*** Source records Section Begins ***
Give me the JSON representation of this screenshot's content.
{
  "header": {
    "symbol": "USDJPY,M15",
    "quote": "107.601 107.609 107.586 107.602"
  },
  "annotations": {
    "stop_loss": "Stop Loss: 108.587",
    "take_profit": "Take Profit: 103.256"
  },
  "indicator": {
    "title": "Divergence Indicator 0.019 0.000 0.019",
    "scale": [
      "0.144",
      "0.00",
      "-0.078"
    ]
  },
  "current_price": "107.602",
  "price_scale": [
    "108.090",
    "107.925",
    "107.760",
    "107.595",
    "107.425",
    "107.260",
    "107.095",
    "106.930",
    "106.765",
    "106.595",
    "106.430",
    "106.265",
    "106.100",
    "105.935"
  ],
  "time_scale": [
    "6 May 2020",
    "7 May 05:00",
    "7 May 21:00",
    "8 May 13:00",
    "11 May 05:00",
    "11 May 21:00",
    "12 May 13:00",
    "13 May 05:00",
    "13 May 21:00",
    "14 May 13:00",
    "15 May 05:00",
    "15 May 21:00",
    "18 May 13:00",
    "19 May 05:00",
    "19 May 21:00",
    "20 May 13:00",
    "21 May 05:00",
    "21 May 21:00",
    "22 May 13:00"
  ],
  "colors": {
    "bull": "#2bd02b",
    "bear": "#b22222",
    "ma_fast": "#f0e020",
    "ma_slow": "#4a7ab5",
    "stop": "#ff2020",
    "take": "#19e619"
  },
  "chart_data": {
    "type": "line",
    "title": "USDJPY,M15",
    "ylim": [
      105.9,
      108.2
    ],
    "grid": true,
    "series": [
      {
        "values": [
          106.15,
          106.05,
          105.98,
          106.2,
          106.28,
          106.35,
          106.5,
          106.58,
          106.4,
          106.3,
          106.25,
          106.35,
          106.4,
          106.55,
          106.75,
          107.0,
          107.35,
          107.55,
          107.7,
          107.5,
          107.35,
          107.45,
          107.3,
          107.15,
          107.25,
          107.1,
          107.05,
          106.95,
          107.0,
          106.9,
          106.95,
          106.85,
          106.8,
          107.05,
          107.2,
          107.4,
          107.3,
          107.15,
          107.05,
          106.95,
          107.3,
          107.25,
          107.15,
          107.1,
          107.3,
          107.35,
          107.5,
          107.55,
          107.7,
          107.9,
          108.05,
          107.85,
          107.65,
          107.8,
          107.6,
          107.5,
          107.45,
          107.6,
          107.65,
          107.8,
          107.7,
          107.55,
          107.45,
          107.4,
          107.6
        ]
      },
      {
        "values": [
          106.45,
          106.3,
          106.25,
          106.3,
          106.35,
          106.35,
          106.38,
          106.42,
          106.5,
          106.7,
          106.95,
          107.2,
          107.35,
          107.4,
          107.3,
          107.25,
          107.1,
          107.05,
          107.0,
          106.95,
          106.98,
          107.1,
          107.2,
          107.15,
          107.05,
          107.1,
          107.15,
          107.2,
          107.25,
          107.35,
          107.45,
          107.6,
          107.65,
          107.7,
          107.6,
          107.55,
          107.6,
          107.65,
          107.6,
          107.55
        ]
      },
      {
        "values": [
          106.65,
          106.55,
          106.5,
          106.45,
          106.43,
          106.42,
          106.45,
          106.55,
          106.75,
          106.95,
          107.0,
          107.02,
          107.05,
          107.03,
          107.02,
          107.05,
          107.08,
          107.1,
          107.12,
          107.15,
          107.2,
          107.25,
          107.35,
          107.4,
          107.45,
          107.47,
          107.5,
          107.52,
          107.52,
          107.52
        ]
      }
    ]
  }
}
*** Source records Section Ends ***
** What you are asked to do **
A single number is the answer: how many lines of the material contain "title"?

** Task output **
2